The stark, ship-like bulk of Blackness Castle has served as a royal residence, prison for Covenanters, ordnance depot, military barracks, and youth hostel. It is sited on a rocky outcrop near the mouth of the Firth of Forth. The tower stands inside a ship-shaped curtain wall of 16th century construction. There is another tower at the landward end, and a rectangular tower bastion in the “bow”. The castle resembles nothing more than a large battleship ready to sail out to sea.
Blackness was built in the 1440s by Sir George Crichton. He was governor of stirling castle when lord Douglas was murdered there by James II in 1452. In 1453, Sir Crichton handed over Blackness to the king. Seemed a prudent thing to do!
The castle was an important part of Linlithgow. It was first mentioned as a prison in 1449, but the lands were owned by the Viponts since 1200. The castle was burned by an English fleet in 1481, and was the meeting place in 1488 between James II and the rebel nobles.
The castle was captured in 1654 and it remained continually garrisoned until the 18th century. It was an ammo depot from 1870 until 1926, when it was opened to the public. A barracks block was built on the south side of the forecourt, and officers housing on the east. The long pier and drawbridge from the main gate were built to assist loading ammunition from the stores.
Blackness was restored to its present condition between 1926 and 1935.
The main entrance has a yett (iron gate) from 1693 which is still locked and unlocked by a huge iron key wielded by the castle keeper. It leads into the courtyard. The drawbridge actually works, the first time we’d seen that.
The courtyard wall was originally only about 4m high and 1.2m thick, but was reinforced to withstand cannon fire during later years. The north wall has an original postern gate, and a sea gate added in 1870. The original main gate was closed off when James V added to the castle in 1537.
The landward tower is probably the original site of the main hall, but the current building is dated from 1540. The sea tower served as an artillery platform, a secondary prison, and had a hatch giving access to the pit prison — which was open to the sea at high tide. While most castles contain a pit prison, this one has a truly unique extra feature: at high tide, the water from the sea rushes in through a grate near the floor and fills the bottom of the pit with freezing water.
The prison — not the pit prison, but fairly comfortable rooms in the tower — housed Cardinal Beaton in 1543, and the Earl of Angus in 1544. The pit prison was for lowborn criminals, while the rest of the castle housed nobles and other dignitaries who were being held, often for political reasons, awaiting dispensation. Each prison chamber had it’s own fireplace and latrine chute.

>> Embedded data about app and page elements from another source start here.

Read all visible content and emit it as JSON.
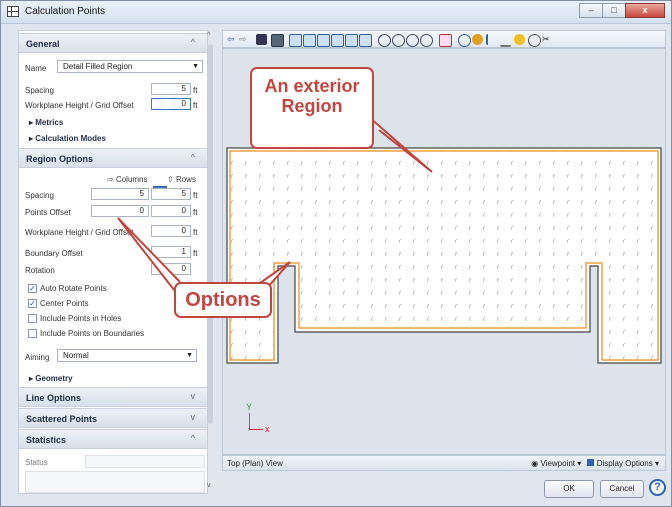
{
  "window": {
    "title": "Calculation Points",
    "min": "–",
    "max": "□",
    "close": "x"
  },
  "general": {
    "header": "General",
    "name_label": "Name",
    "name_value": "Detail Filled Region",
    "spacing_label": "Spacing",
    "spacing_value": "5",
    "spacing_unit": "ft",
    "wp_label": "Workplane Height / Grid Offset",
    "wp_value": "0",
    "wp_unit": "ft",
    "metrics": "Metrics",
    "calc_modes": "Calculation Modes"
  },
  "region": {
    "header": "Region Options",
    "columns": "Columns",
    "rows": "Rows",
    "spacing_label": "Spacing",
    "spacing_col": "5",
    "spacing_row": "5",
    "spacing_unit": "ft",
    "points_offset_label": "Points Offset",
    "points_offset_col": "0",
    "points_offset_row": "0",
    "points_offset_unit": "ft",
    "wp_label": "Workplane Height / Grid Offset",
    "wp_value": "0",
    "wp_unit": "ft",
    "boundary_label": "Boundary Offset",
    "boundary_value": "1",
    "boundary_unit": "ft",
    "rotation_label": "Rotation",
    "rotation_value": "0",
    "checks": [
      {
        "label": "Auto Rotate Points",
        "checked": true
      },
      {
        "label": "Center Points",
        "checked": true
      },
      {
        "label": "Include Points in Holes",
        "checked": false
      },
      {
        "label": "Include Points on Boundaries",
        "checked": false
      }
    ],
    "aiming_label": "Aiming",
    "aiming_value": "Normal",
    "geometry": "Geometry"
  },
  "sections": {
    "line": "Line Options",
    "scattered": "Scattered Points",
    "statistics": "Statistics"
  },
  "status_label": "Status",
  "view": {
    "name": "Top (Plan) View",
    "viewpoint": "Viewpoint",
    "display_options": "Display Options",
    "axis_y": "Y",
    "axis_x": "x"
  },
  "buttons": {
    "ok": "OK",
    "cancel": "Cancel",
    "help": "?"
  },
  "callouts": {
    "region": "An exterior Region",
    "options": "Options"
  },
  "colors": {
    "callout": "#c2463f",
    "region_outline": "#f0a040"
  }
}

The inner tower was used as a comfortable prison for nobles, each floor having a suite of rooms available. The only difference between this prison tower and other tower houses were the heavy iron doors on each floor, accessed from the thin stair tower. Most of the floors in the tower are reasonably new (since 1870), when the tower was converted for ammunition storage. The entire interior seems to be well-maintained.
The officer and enlisted quarters were built in 1870 to house the garrison of officers who maintained the ammo depot. We were not able to go inside any of the offices, and it appears that they are being used. We did peer in a few windows.

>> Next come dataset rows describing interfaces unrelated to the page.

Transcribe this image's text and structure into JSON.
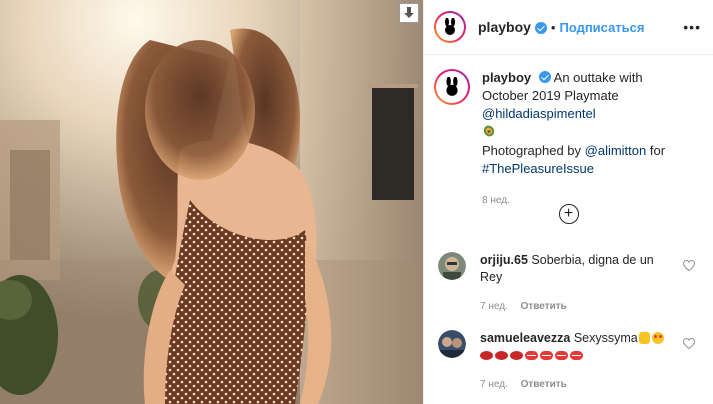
{
  "header": {
    "username": "playboy",
    "separator": "•",
    "follow_label": "Подписаться",
    "more_label": "•••"
  },
  "caption": {
    "username": "playboy",
    "text_1": "An outtake with October 2019 Playmate ",
    "mention_1": "@hildadiaspimentel",
    "text_2": "Photographed by ",
    "mention_2": "@alimitton",
    "text_3": " for ",
    "hashtag": "#ThePleasureIssue",
    "time": "8 нед."
  },
  "comments": [
    {
      "username": "orjiju.65",
      "text": "Soberbia, digna de un Rey",
      "time": "7 нед.",
      "reply_label": "Ответить"
    },
    {
      "username": "samueleavezza",
      "text": "Sexyssyma",
      "time": "7 нед.",
      "reply_label": "Ответить"
    }
  ],
  "colors": {
    "accent": "#3897f0",
    "link": "#00376b",
    "muted": "#8e8e8e"
  },
  "icons": {
    "download": "download-arrow-icon",
    "verified": "verified-badge-icon",
    "add_comment": "plus-circle-icon",
    "like": "heart-icon"
  }
}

The castle itself seems rough and only half-finished on the inside. The outer walls are unbroken and solid, but inside the curtain wall, the castle has a rough stone base, the paths through the courtyard rocky and unfinished. It almost appears that Blackness rises directly out of the stone cliff in the bay, or is just hewn from the rocks it sits on. Another castle that seems to be a natural extension of the cliffs is dirleton. Perhaps the courtyard floods, or the wind and spray of the Firth of Forth have worn away any manmade ground.
We were utterly amazed that there were actually sailboats sitting all a-kilter out on the rocky beach when the tide went out. I honestly hadn’t realized the dramatic difference between high and low tide on the ocean–the tiny bay here is deep and calm during high tide, but during low tide it is a bare rock shelf, littered with boats. The wind was howling in with a vengeance when were walking through Blackness, it was hard to walk on the narrow paths.